◆ Problem to solve
Wherever a line in the material contains the word "JSON", copy that line.

◆ The input
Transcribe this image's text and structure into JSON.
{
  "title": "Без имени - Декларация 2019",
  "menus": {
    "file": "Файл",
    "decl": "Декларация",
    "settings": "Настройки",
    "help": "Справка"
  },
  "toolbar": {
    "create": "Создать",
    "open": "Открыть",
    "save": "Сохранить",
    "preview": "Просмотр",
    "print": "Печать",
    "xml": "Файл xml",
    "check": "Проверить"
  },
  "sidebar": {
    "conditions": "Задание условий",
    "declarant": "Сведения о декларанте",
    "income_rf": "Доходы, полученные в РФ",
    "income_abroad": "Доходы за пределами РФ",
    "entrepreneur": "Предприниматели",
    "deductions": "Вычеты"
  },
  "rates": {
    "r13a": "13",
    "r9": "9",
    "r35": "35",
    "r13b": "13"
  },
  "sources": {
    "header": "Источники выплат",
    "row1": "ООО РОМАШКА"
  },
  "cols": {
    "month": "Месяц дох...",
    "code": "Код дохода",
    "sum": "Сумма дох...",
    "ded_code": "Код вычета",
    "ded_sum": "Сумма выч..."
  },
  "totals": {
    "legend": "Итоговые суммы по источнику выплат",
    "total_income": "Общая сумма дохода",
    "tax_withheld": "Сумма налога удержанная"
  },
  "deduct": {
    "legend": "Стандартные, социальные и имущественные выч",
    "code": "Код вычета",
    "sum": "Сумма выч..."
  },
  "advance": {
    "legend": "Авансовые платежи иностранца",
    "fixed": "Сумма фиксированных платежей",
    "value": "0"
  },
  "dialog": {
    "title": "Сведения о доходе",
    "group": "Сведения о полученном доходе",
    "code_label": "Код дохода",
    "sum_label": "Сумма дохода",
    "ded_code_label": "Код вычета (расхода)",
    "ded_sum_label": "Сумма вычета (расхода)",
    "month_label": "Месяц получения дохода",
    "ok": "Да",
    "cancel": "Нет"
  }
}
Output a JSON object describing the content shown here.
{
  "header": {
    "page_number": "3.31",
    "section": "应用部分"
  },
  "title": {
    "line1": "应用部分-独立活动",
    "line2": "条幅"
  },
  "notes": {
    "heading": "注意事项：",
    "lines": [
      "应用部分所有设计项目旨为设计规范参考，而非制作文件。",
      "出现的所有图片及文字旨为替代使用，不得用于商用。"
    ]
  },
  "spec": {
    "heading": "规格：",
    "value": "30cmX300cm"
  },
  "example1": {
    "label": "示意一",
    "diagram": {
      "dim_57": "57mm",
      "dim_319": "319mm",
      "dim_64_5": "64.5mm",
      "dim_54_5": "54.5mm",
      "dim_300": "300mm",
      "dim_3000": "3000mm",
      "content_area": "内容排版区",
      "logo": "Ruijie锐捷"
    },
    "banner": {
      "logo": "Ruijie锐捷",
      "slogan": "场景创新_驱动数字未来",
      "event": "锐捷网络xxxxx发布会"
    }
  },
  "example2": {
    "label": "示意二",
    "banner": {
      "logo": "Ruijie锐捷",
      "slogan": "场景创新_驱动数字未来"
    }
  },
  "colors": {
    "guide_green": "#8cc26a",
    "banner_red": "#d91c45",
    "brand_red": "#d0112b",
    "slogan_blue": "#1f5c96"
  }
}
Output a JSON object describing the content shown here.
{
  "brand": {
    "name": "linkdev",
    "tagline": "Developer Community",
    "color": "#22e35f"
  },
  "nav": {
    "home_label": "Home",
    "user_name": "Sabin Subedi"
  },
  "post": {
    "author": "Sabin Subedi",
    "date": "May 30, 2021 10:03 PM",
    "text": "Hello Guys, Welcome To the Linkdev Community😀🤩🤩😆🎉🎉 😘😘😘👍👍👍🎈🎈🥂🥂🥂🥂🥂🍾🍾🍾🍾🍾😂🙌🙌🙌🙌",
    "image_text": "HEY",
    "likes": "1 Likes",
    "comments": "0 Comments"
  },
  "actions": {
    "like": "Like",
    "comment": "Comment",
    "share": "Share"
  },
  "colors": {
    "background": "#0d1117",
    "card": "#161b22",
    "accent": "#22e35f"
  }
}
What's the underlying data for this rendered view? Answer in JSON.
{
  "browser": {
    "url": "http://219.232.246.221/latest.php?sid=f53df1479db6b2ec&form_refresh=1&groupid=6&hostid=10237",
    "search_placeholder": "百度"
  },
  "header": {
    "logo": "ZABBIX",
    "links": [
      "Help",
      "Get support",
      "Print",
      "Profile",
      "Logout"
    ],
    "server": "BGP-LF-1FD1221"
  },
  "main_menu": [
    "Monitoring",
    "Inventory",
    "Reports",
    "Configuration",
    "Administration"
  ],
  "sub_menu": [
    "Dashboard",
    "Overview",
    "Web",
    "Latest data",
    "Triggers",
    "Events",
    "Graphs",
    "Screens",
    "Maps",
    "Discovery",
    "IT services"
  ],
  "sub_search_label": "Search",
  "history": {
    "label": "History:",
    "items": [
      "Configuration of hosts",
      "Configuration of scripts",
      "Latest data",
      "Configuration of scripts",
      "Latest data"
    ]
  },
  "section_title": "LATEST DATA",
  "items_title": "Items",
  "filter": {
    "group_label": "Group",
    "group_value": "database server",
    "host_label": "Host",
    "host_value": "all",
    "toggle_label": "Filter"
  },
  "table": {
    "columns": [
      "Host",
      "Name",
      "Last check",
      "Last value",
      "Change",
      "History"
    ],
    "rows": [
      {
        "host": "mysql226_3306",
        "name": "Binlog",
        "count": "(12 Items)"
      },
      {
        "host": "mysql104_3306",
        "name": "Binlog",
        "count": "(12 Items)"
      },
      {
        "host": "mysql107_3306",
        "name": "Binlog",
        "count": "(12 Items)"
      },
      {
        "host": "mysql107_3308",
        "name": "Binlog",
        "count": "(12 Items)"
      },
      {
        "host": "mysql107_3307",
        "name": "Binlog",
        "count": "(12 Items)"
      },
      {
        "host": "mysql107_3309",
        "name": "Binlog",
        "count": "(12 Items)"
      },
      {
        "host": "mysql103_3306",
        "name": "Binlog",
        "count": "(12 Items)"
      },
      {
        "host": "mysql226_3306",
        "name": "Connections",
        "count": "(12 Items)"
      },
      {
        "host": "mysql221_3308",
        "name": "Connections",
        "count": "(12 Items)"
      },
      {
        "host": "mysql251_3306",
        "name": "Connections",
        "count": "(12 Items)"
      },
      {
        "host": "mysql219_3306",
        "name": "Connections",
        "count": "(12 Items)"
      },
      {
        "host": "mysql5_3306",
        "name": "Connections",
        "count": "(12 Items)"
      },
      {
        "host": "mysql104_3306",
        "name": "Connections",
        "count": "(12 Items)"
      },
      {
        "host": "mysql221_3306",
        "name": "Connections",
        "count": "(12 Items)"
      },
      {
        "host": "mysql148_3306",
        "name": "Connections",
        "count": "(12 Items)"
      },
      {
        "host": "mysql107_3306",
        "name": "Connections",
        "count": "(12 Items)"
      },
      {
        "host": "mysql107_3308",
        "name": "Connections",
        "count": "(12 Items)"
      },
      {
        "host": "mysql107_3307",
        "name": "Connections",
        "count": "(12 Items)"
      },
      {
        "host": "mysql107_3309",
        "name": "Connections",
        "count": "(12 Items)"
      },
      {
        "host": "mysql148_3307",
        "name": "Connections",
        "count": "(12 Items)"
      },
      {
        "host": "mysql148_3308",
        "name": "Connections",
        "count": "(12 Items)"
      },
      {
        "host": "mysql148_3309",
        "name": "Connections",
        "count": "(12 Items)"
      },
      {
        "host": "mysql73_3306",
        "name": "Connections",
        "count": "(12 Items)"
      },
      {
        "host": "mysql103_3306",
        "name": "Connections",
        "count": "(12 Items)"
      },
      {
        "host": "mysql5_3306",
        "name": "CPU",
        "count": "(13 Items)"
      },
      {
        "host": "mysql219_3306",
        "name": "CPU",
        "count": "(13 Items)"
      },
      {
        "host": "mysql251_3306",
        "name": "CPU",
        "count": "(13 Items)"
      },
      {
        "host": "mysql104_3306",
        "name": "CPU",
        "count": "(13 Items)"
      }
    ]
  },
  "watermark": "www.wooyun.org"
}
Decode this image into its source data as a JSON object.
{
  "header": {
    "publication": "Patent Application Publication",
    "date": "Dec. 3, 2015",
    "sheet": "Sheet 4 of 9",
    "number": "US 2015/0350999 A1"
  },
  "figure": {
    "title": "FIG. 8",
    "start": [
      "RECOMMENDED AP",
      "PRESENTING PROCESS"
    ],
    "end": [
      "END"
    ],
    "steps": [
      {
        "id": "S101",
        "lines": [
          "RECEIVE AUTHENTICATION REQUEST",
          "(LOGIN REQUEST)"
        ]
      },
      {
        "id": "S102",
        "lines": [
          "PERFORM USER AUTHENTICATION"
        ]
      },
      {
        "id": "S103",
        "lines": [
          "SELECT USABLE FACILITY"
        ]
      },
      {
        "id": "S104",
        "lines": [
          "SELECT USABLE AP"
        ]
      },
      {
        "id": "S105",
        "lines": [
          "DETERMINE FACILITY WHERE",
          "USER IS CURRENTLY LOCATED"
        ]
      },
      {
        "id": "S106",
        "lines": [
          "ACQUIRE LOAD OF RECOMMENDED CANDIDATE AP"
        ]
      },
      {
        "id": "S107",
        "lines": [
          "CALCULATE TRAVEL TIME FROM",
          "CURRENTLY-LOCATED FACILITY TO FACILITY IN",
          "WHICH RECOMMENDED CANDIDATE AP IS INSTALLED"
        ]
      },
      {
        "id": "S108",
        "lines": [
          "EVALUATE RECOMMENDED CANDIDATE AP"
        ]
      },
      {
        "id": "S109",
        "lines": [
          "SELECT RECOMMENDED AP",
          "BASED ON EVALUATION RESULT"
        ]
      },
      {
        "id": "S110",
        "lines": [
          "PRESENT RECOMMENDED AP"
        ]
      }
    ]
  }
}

◆ Exercise result
Transcribe this image's text and structure into JSON.
Output a JSON object describing the content shown here.
Output a JSON object describing the content shown here.
What's the underlying data for this rendered view? Answer in JSON.
Decode this image into its source data as a JSON object.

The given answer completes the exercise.